### WORK REQUIRED
For the word "Progress", copy every line of the material that includes it.

### DATA FOR ANALYSIS
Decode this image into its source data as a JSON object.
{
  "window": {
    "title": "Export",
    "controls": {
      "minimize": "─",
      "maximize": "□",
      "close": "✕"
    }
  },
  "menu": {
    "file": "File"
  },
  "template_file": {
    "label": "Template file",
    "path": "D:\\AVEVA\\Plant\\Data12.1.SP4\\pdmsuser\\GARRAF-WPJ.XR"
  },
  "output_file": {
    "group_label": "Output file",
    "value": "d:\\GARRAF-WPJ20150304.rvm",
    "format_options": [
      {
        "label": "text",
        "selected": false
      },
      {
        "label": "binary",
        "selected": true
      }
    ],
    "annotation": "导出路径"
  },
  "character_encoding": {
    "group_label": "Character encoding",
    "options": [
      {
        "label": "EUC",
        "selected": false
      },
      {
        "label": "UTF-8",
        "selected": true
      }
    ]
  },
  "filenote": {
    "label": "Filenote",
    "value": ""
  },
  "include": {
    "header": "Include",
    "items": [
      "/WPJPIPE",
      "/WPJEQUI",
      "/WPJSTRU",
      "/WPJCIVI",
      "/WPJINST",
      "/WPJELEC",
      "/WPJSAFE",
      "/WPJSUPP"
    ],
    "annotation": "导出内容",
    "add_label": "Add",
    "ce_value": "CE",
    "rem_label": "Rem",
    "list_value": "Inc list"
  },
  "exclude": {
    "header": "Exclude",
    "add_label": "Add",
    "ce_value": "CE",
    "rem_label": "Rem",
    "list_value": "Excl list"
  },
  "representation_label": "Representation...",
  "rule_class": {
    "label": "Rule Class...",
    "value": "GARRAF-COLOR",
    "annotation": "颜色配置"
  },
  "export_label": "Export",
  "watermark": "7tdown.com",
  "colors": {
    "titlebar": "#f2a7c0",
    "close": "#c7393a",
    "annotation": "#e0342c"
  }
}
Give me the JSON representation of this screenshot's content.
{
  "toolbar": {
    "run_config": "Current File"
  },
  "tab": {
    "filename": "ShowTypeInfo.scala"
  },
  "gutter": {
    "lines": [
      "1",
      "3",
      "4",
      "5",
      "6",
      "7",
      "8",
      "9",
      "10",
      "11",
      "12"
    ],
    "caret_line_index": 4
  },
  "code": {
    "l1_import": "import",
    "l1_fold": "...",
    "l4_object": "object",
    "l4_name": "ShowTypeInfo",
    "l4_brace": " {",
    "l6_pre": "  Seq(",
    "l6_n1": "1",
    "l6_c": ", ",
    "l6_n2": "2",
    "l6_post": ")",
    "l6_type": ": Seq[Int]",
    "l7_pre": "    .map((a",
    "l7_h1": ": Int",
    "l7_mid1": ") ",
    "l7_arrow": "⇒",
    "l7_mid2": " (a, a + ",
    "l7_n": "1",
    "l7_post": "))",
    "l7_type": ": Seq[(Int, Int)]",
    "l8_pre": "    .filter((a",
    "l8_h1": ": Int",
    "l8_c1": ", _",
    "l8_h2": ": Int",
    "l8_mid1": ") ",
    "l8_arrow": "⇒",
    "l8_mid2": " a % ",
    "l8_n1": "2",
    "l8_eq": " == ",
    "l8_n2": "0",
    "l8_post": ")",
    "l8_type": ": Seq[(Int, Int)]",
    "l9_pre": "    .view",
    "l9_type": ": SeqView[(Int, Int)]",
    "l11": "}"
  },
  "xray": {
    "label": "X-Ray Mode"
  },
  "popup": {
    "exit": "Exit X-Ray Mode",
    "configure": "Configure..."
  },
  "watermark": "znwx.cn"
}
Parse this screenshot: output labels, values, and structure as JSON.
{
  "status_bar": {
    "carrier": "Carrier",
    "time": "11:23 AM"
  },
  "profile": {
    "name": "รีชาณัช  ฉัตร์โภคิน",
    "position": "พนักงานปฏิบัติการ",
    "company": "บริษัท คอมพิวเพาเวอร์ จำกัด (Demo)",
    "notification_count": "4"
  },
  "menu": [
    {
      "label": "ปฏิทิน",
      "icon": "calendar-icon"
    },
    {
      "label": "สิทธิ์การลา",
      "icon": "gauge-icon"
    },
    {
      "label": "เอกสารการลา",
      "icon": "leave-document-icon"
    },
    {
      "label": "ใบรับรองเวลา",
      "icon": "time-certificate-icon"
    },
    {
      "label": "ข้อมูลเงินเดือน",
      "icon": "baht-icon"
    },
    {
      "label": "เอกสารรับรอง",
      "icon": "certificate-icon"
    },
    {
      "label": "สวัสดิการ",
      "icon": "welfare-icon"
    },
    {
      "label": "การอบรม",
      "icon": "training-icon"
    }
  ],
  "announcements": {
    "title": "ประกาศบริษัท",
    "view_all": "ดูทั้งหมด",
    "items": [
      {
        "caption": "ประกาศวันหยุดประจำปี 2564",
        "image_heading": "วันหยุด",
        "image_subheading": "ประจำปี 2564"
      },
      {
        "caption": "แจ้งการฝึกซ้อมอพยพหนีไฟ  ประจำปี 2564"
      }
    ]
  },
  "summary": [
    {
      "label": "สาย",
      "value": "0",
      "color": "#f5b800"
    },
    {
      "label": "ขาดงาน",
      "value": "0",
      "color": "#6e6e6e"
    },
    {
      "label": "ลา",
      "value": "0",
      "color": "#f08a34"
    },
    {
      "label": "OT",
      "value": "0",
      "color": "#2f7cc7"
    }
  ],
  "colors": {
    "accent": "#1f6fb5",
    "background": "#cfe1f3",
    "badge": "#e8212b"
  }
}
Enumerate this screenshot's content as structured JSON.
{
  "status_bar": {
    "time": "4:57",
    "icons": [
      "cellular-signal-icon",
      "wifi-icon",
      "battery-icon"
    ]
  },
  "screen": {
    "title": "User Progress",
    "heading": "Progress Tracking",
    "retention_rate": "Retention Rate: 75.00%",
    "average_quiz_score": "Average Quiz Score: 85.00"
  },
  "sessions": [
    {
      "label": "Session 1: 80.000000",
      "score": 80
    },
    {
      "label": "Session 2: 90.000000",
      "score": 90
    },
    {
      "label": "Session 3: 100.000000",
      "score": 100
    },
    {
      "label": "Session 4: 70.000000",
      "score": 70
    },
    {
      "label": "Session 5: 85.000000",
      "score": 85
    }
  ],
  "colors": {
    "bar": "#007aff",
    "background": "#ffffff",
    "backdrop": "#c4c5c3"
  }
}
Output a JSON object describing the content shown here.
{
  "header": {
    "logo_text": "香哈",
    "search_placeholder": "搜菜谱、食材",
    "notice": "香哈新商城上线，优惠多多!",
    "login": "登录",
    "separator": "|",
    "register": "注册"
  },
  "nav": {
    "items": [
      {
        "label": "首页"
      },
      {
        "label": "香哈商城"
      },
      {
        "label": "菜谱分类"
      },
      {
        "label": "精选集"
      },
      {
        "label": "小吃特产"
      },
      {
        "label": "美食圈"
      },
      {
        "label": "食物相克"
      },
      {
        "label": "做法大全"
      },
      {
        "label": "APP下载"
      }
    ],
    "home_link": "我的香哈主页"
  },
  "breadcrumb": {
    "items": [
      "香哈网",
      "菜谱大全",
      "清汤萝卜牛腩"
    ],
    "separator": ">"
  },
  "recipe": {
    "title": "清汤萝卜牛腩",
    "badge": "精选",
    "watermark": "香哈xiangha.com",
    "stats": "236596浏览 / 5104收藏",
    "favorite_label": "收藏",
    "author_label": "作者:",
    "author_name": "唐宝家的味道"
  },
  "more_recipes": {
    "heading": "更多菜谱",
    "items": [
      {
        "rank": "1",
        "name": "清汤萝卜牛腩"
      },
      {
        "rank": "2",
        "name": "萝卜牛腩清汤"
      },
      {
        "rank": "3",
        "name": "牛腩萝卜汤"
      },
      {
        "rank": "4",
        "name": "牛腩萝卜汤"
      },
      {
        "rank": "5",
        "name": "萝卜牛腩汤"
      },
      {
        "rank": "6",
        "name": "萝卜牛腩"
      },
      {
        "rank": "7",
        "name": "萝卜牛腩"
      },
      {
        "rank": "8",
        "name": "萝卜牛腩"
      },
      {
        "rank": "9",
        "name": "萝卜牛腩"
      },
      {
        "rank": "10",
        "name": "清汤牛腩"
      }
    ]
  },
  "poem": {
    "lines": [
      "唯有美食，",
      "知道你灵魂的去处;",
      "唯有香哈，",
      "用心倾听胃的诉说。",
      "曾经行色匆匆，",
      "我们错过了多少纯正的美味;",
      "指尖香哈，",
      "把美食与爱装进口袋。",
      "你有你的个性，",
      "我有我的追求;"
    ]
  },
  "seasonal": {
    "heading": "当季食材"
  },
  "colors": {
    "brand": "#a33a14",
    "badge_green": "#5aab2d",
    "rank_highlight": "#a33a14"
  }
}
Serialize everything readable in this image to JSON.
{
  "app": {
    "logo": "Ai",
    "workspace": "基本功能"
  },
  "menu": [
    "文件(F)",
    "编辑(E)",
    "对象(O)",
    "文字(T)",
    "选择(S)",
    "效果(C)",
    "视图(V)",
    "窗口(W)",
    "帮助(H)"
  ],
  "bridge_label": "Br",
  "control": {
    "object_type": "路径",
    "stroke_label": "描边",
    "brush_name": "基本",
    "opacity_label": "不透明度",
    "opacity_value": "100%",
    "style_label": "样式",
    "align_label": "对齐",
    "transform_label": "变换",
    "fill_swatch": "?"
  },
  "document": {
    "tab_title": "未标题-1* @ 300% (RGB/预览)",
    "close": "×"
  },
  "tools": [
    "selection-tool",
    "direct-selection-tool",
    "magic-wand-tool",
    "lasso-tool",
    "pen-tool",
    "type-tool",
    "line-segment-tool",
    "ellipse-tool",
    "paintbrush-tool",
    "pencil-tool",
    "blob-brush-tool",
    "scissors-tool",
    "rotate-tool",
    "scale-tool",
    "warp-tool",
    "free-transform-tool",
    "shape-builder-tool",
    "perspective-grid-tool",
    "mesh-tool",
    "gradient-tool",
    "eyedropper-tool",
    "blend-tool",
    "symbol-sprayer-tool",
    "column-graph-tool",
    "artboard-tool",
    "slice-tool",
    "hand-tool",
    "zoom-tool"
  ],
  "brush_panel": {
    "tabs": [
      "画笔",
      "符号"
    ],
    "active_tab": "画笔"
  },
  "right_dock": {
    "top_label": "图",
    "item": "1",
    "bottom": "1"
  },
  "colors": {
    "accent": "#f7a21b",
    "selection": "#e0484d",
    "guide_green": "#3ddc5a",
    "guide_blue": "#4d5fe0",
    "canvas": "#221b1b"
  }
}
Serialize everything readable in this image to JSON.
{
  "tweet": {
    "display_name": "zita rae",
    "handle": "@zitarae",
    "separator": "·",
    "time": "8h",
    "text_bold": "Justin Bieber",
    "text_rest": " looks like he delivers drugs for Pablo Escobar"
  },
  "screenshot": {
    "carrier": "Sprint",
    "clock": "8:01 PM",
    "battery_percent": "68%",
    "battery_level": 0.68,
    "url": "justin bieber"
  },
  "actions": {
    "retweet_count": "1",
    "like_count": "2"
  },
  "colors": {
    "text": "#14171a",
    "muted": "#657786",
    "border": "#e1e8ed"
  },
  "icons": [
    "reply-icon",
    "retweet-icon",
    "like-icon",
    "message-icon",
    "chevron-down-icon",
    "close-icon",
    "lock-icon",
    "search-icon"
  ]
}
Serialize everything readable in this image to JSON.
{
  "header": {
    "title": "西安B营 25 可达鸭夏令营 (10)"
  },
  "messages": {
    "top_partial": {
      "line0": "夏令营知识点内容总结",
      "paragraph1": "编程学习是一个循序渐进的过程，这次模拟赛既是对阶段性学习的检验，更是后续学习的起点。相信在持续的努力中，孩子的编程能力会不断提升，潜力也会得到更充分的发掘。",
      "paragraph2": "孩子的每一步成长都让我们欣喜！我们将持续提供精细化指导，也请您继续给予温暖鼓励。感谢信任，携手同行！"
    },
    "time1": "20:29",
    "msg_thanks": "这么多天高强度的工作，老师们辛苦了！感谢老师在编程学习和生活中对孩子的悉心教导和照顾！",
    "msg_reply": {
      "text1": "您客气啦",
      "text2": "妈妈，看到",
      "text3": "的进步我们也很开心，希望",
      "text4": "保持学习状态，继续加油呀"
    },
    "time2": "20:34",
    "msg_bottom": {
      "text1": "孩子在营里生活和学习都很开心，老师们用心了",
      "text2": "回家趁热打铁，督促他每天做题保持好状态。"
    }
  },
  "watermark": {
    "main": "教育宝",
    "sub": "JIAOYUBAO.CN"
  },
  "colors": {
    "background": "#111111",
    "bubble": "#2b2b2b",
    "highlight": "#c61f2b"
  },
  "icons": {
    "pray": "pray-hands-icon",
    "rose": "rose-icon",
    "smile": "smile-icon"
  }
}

### TASK OUTPUT
    "title": "User Progress",
    "heading": "Progress Tracking",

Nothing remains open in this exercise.